Activity
Only lines holding the word "icon" are wanted from the records; copy all of them.

Exercise inputs
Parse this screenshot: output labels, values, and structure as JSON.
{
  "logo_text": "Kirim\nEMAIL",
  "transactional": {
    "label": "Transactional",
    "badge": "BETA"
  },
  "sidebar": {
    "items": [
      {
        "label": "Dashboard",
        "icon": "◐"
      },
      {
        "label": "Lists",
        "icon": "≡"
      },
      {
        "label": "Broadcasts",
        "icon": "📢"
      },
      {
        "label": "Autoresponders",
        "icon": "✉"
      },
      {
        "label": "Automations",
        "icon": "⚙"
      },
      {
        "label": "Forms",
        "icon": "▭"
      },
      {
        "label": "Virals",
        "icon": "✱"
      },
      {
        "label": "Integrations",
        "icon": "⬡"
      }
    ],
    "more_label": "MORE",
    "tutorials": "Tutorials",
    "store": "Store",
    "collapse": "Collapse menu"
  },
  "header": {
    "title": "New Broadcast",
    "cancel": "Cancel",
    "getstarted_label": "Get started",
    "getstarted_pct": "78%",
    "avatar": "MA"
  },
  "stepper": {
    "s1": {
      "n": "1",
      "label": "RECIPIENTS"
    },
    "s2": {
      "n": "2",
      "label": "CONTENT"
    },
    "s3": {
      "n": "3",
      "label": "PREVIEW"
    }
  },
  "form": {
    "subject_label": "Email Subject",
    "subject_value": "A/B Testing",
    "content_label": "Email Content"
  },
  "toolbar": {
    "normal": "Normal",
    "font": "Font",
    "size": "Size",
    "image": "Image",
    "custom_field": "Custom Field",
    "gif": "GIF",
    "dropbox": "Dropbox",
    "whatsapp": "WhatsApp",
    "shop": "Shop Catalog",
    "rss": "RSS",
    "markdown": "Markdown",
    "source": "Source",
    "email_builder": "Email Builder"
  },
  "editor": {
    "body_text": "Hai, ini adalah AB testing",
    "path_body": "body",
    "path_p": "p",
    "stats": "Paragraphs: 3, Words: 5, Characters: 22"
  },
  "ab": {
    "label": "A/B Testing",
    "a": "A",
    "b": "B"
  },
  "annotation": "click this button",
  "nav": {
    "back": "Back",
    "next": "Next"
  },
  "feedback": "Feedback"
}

Response below
        "icon": "◐"
        "icon": "≡"
        "icon": "📢"
        "icon": "✉"
        "icon": "⚙"
        "icon": "▭"
        "icon": "✱"
        "icon": "⬡"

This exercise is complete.